Ramaswami has Sarvangasana (shoulderstand0 along with Sirsasana (headstand) and paschimottanasana (seated posterior stretch) as the three postures his teacher, Krishnamacharya recommended practicing every day and for a considerable length time.
Sarvangasana, it is suggested, should be practiced for anything between five and twenty minutes daily.
Ramaswami recommended we spend three minutes in Sarvangasana with the legs relaxed then another two minutes with them straight in classic sarvangasana. After that first five minutes we might then consider exploring some of the vinyasas.
Looking ahead I think we have seven sarvangasana subroutines.
Ramaswami would also recommend a counterpose after sarvangasana so as to relieve the strain placed on the neck and shoulders, he suggests bhujangasana (cobra, Day 45) and especially makrasana (crocodile, Day 44) as ideal counterposes, stating that, 'The counterposes, as a rule, should be simple, effective and targeted' (Yoga beneath the surface p105).
The above practice sheet shows the advanced lead in, it requires a degree of flexibility in the neck and shoulders at picture 8 that may not be available to you.
It is important that in Picture 8 the shoulders are on the mat rather than the back of the neck, engage jalandhara bandha ( the chin lock)
Rather than risk strain in the early stages one may consider the alternative approach below.

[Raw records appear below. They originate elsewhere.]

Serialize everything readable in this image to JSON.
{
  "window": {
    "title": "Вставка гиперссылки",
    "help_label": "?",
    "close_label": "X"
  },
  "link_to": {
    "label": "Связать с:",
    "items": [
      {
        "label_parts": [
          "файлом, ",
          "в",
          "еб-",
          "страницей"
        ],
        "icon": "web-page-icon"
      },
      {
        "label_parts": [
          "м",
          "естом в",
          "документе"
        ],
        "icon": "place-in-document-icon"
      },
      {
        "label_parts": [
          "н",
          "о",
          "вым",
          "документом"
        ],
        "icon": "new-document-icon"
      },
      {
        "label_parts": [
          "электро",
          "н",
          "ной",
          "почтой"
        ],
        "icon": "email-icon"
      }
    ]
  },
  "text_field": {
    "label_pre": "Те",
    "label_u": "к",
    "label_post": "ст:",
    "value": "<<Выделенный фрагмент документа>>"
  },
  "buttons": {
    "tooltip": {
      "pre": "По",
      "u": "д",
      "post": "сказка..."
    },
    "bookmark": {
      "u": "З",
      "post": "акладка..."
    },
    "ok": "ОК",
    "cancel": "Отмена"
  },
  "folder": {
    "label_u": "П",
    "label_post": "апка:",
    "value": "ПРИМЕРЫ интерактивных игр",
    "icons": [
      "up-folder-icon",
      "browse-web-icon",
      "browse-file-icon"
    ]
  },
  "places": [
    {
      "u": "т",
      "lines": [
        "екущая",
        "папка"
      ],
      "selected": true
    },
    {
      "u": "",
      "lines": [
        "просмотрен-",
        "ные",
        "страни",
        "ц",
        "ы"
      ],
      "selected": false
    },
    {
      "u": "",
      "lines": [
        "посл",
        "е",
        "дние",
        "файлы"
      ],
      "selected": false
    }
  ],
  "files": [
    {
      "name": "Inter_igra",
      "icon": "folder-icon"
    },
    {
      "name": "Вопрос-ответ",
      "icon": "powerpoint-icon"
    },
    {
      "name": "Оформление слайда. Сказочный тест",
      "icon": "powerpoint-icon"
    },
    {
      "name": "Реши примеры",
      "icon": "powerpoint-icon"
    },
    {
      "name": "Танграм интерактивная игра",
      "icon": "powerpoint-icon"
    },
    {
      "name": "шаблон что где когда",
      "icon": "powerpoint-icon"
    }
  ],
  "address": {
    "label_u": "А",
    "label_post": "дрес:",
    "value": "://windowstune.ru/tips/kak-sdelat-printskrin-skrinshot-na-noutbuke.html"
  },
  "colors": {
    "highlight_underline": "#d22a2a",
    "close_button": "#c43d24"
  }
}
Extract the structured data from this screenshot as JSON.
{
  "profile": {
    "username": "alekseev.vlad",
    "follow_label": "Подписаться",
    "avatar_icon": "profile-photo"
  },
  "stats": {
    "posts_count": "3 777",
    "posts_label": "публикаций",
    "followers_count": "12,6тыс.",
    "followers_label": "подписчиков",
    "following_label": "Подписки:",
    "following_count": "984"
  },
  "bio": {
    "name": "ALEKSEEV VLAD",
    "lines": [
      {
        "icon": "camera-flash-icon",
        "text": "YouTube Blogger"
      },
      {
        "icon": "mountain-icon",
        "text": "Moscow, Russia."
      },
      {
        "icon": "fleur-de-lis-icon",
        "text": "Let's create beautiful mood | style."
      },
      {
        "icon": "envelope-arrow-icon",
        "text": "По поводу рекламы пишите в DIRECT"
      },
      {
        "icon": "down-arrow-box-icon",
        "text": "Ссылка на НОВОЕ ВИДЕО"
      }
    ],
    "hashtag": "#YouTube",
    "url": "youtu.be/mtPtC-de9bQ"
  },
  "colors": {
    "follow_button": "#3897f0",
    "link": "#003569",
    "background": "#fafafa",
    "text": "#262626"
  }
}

Here a blanket is used beneath the shoulders, creating space for the neck and avoiding any strain.